DREW CAREY, the "Price is Right" HOST: You are going to look great in your brand-new car.

MOOS (voiceover): The price may be right but the car is tight.

MOOS (on camera): How big are you and how little is this?

JEFFRIES: I'm 6'11".

MOOS (voiceover): Jeffries recalled he recently took an Uber that was a Corolla.

JEFFRIES: I had to sit sideways in the backseat.

MOOS (voiceover): But did that dampen his enthusiasm?

JEFFRIES: Oh, it's amazing.

MOOS (voiceover): Not a bit. Jeffries grew up watching the the "Price is Right". Just being on the show was on his bucket list and then he nailed the price.
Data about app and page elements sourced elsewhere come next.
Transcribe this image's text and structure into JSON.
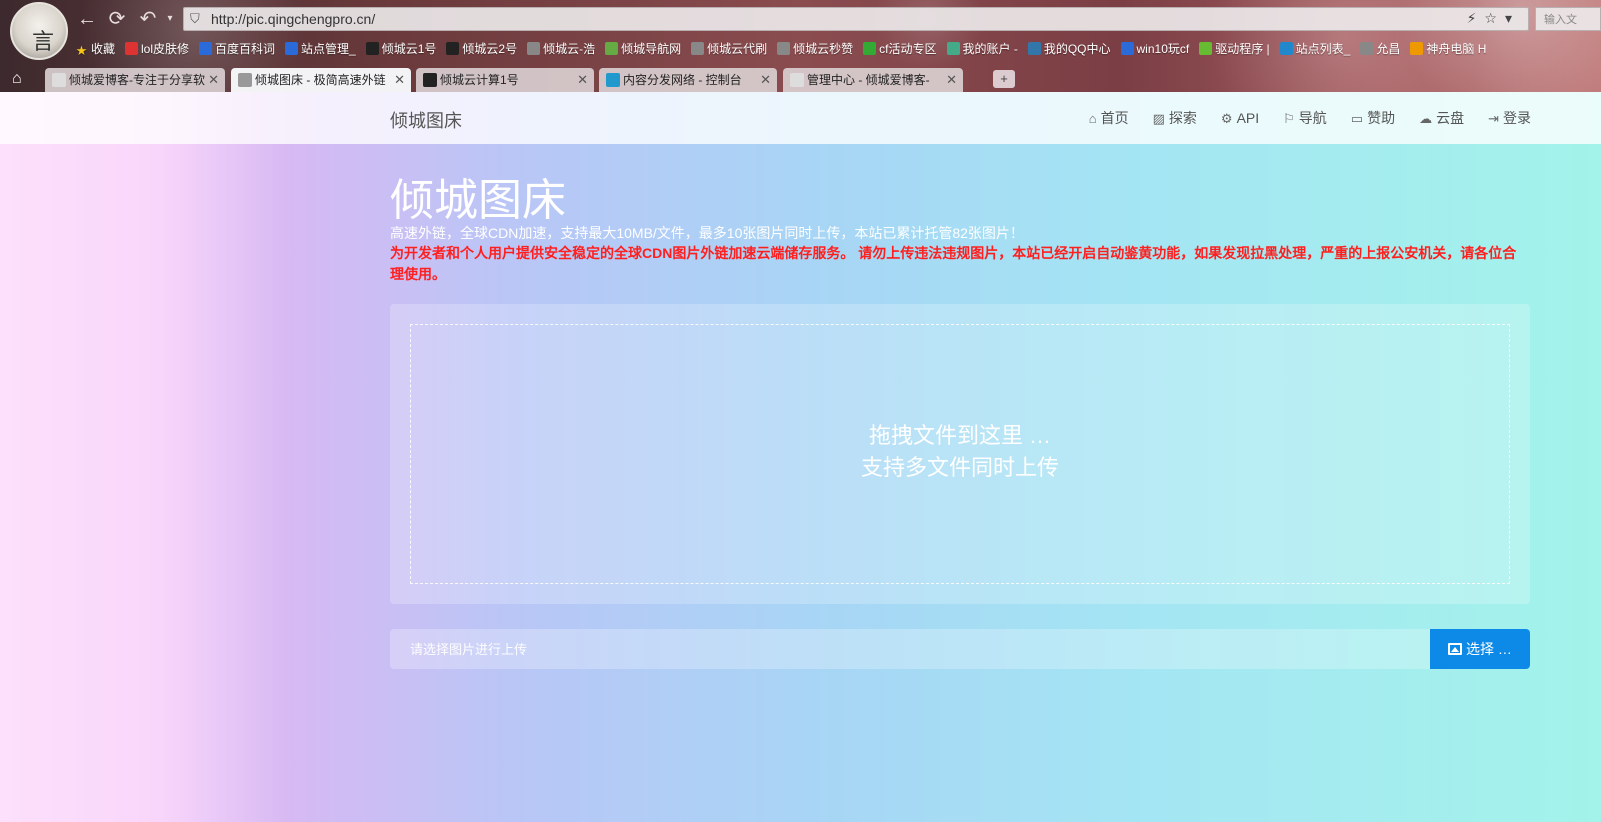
{
  "browser": {
    "url": "http://pic.qingchengpro.cn/",
    "search_placeholder": "输入文",
    "avatar_glyph": "言",
    "bookmarks": [
      {
        "label": "收藏",
        "icon": "star-icon",
        "color": "#f5c518"
      },
      {
        "label": "lol皮肤修",
        "icon": "circle-icon",
        "color": "#d33"
      },
      {
        "label": "百度百科词",
        "icon": "baidu-paw-icon",
        "color": "#2a6ad9"
      },
      {
        "label": "站点管理_",
        "icon": "baidu-paw-icon",
        "color": "#2a6ad9"
      },
      {
        "label": "倾城云1号",
        "icon": "bt-icon",
        "color": "#222"
      },
      {
        "label": "倾城云2号",
        "icon": "bt-icon",
        "color": "#222"
      },
      {
        "label": "倾城云-浩",
        "icon": "page-icon",
        "color": "#888"
      },
      {
        "label": "倾城导航网",
        "icon": "pen-icon",
        "color": "#6a4"
      },
      {
        "label": "倾城云代刷",
        "icon": "page-icon",
        "color": "#888"
      },
      {
        "label": "倾城云秒赞",
        "icon": "page-icon",
        "color": "#888"
      },
      {
        "label": "cf活动专区",
        "icon": "six-icon",
        "color": "#3a3"
      },
      {
        "label": "我的账户 -",
        "icon": "globe-icon",
        "color": "#4a8"
      },
      {
        "label": "我的QQ中心",
        "icon": "globe-icon",
        "color": "#37a"
      },
      {
        "label": "win10玩cf",
        "icon": "baidu-paw-icon",
        "color": "#2a6ad9"
      },
      {
        "label": "驱动程序 |",
        "icon": "nvidia-icon",
        "color": "#6b3"
      },
      {
        "label": "站点列表_",
        "icon": "flag-icon",
        "color": "#28c"
      },
      {
        "label": "允昌",
        "icon": "page-icon",
        "color": "#888"
      },
      {
        "label": "神舟电脑 H",
        "icon": "hasee-icon",
        "color": "#e90"
      }
    ],
    "tabs": [
      {
        "label": "倾城爱博客-专注于分享软",
        "icon_color": "#ddd",
        "active": false
      },
      {
        "label": "倾城图床 - 极简高速外链",
        "icon_color": "#999",
        "active": true
      },
      {
        "label": "倾城云计算1号",
        "icon_color": "#222",
        "active": false
      },
      {
        "label": "内容分发网络 - 控制台",
        "icon_color": "#29c",
        "active": false
      },
      {
        "label": "管理中心 - 倾城爱博客-",
        "icon_color": "#ddd",
        "active": false
      }
    ],
    "tab_add_label": "+"
  },
  "site": {
    "brand": "倾城图床",
    "menu": [
      {
        "label": "首页",
        "icon": "home-icon",
        "glyph": "⌂"
      },
      {
        "label": "探索",
        "icon": "image-icon",
        "glyph": "▨"
      },
      {
        "label": "API",
        "icon": "gear-icon",
        "glyph": "⚙"
      },
      {
        "label": "导航",
        "icon": "signpost-icon",
        "glyph": "⚐"
      },
      {
        "label": "赞助",
        "icon": "wallet-icon",
        "glyph": "▭"
      },
      {
        "label": "云盘",
        "icon": "cloud-download-icon",
        "glyph": "☁"
      },
      {
        "label": "登录",
        "icon": "sign-in-icon",
        "glyph": "⇥"
      }
    ]
  },
  "hero": {
    "title": "倾城图床",
    "subtitle": "高速外链，全球CDN加速，支持最大10MB/文件，最多10张图片同时上传，本站已累计托管82张图片！",
    "warning": "为开发者和个人用户提供安全稳定的全球CDN图片外链加速云端储存服务。 请勿上传违法违规图片，本站已经开启自动鉴黄功能，如果发现拉黑处理，严重的上报公安机关，请各位合理使用。"
  },
  "dropzone": {
    "line1": "拖拽文件到这里 …",
    "line2": "支持多文件同时上传"
  },
  "upload": {
    "placeholder": "请选择图片进行上传",
    "button_label": "选择 …"
  },
  "colors": {
    "warning_text": "#ff1f1f",
    "button_primary": "#0d8ae8"
  }
}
CAREY: Yes. MOOS (voiceover): He had to stoop deeply to peer into that Corolla. Jeffries says it was more thrilling than turning pro.

JEFFRIES: I was generally more excited about winning on the "Price is Right" than I was being drafted.


MOOS (voiceover): Though he made millions playing basketball, he told us it's still a kick when someone gives you something for free.

MOOS (on camera): The price may be right but the car size is a little wrong.

JEFFRIES: There's no chance I fit in that car. I'm going to give it to my daughter. She can have it.

MOOS (voiceover): His teenage daughter, seen here a couple of years ago, you get a special license plate frame from the show.

JEFFRIES: It just says, I won this car on "The Price is Fight."

MOOS (voiceover): So, if you see a ruby red Corolla with this on it, driving around L.A. give it a toot.


MOOS (voiceover): Jeanne Moos, CNN.


MOOS (voiceover): New York.


WALKER: He is genuinely so excited. I love that about him. Like, forget the career where he made millions of dollars. I mean, you know, winning that car and the other stuff, I mean, that's exciting.

SANCHEZ: He could have just opened the sunroof, too, right? He could just, sort of, drive like that?

WALKER: Because that's --

SANCHEZ: Give it a shot.

WALKER: Tall people problems.


WALKER: Thanks for being with us this morning, everyone.

SANCHEZ: Thanks so much for joining us. Great to be with you as always, Amara. Don't go anywhere, "Inside Politics Sunday with Abby Phillip" is next.